By midsummer, the unmowed grass
waved long and silver in the wind,
rippling like water. Behind the house,
far away from the devil's claw
and horsetail tea, the lingering odor
of camphor salve, I'd dive in, lie flat
on the buzzy bottom, breathing hard,
my good ear pressed to the ground.
A feral cat trailed my grandmother
room to room, invisible and terrifying
and ready to scratch your eyes out.
Sometimes, I heard it hissing.
My grandmother pursed her lips,
said now hush, that's just the kettle.
But I knew she'd seen it.
Seen it and fed it meat.
She carried her frightening belly
before her, sang battle hymns
under her breath.
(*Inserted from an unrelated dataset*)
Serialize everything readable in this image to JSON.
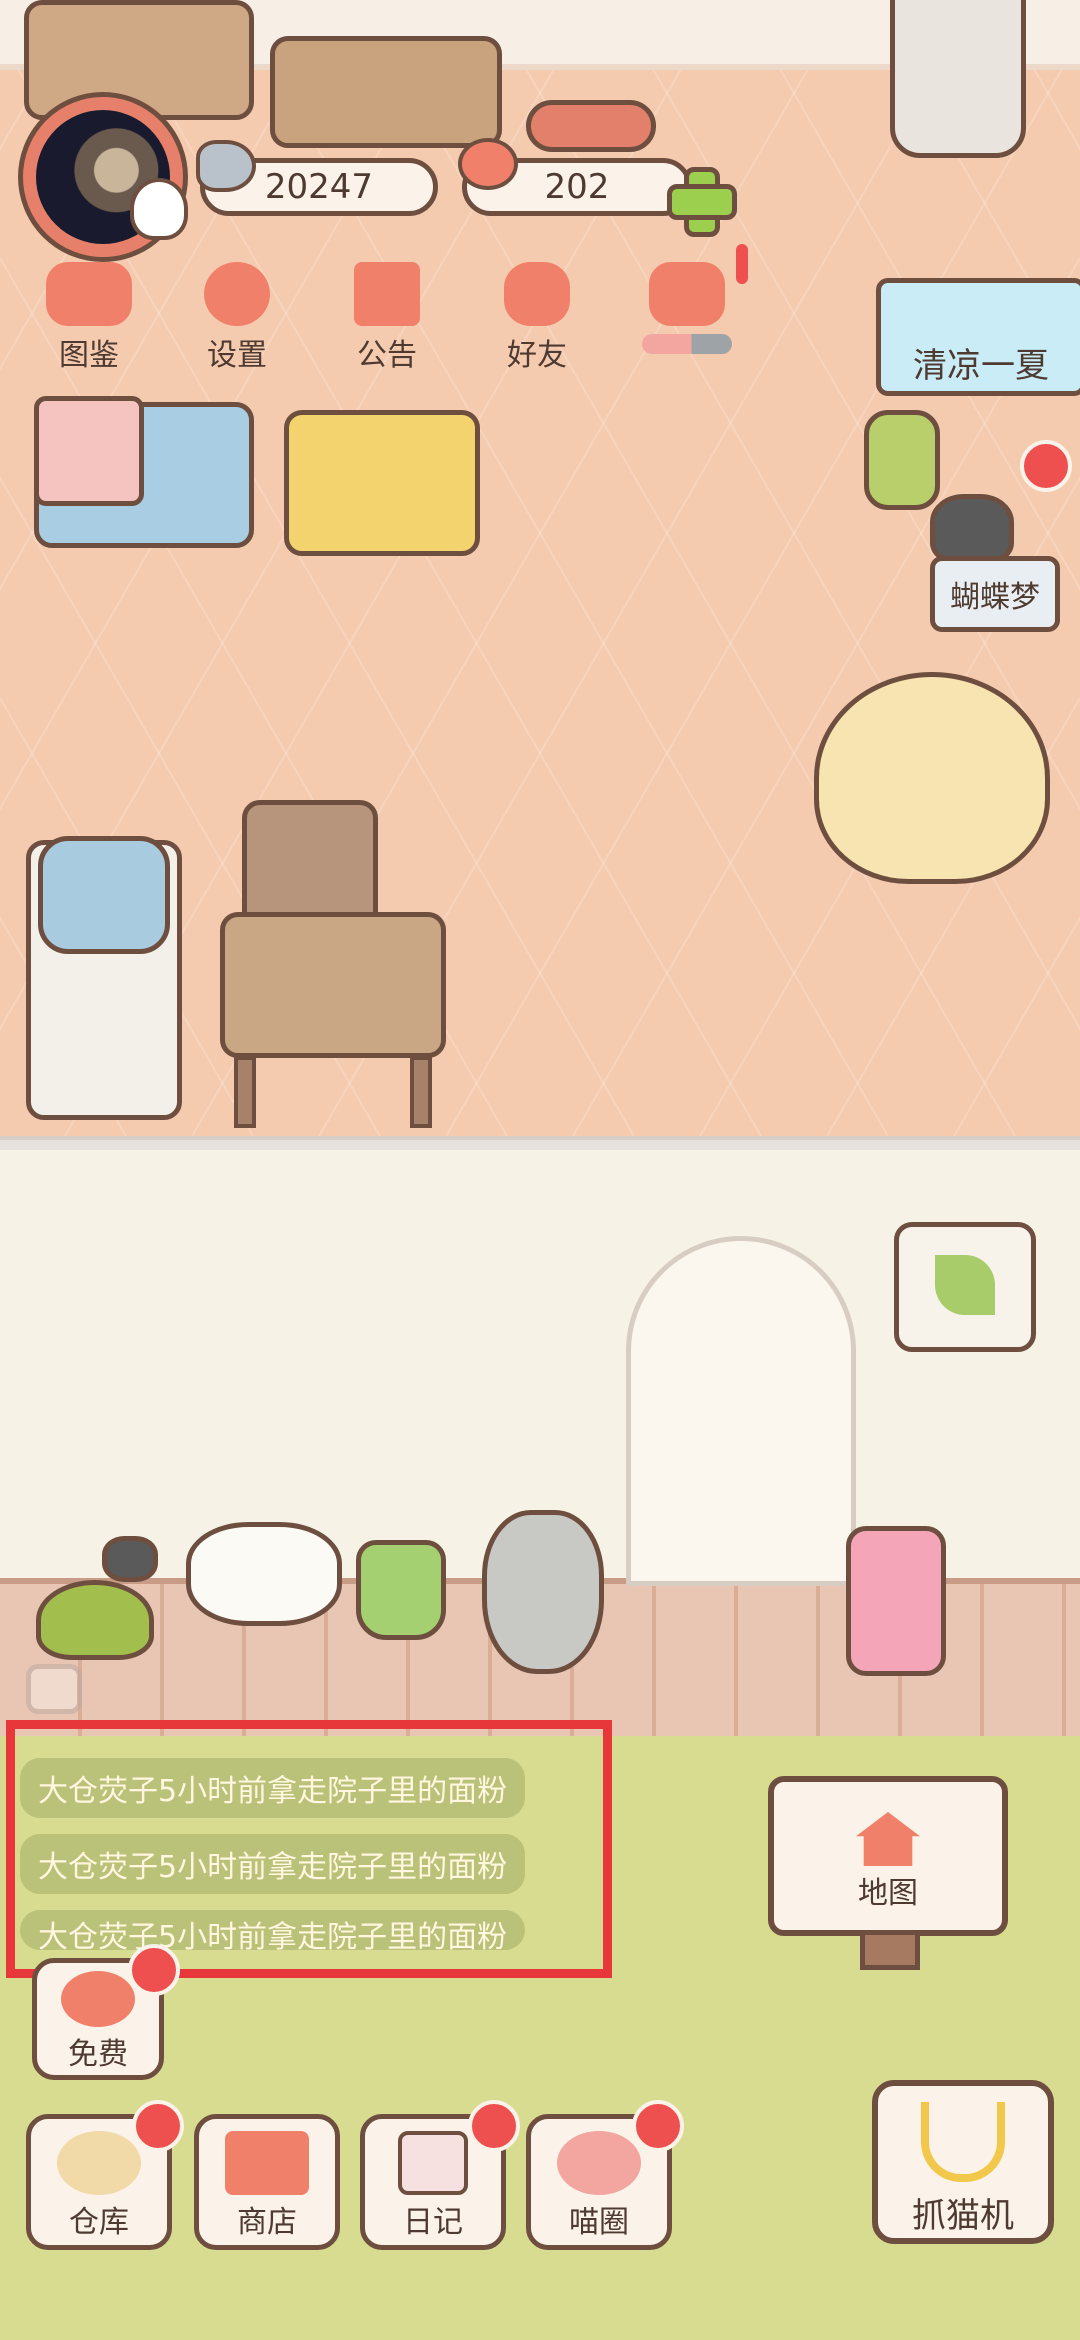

Her own spit
could keep coydogs away.
She called my mother the Queen,
said there's no use wishing
you could churn sour milk into sweet,
wishing your sons had more sense.
She dragged away the concrete
cistern lid so I could hear the banshee
that lived down there, held me
by the neck like a scrawny kitten,
pushed me toward the blackness, then
pulled me back from the edge. A shroud
of dampness wreathed my shoulders.
Below us, water dripped, tinny and cold.
Antonia Clark is a medical writer for a medical software company in Burlington, Vermont. She has previously published short stories and essays, has taught creative writing in community college and adult education programs, and is currently co-administrator of an online poetry forum, The Waters. Her poems have appeared, or are forthcoming, in The Pedestal Magazine, kaleidowhirl, Rattle, and Tipton Poetry Journal.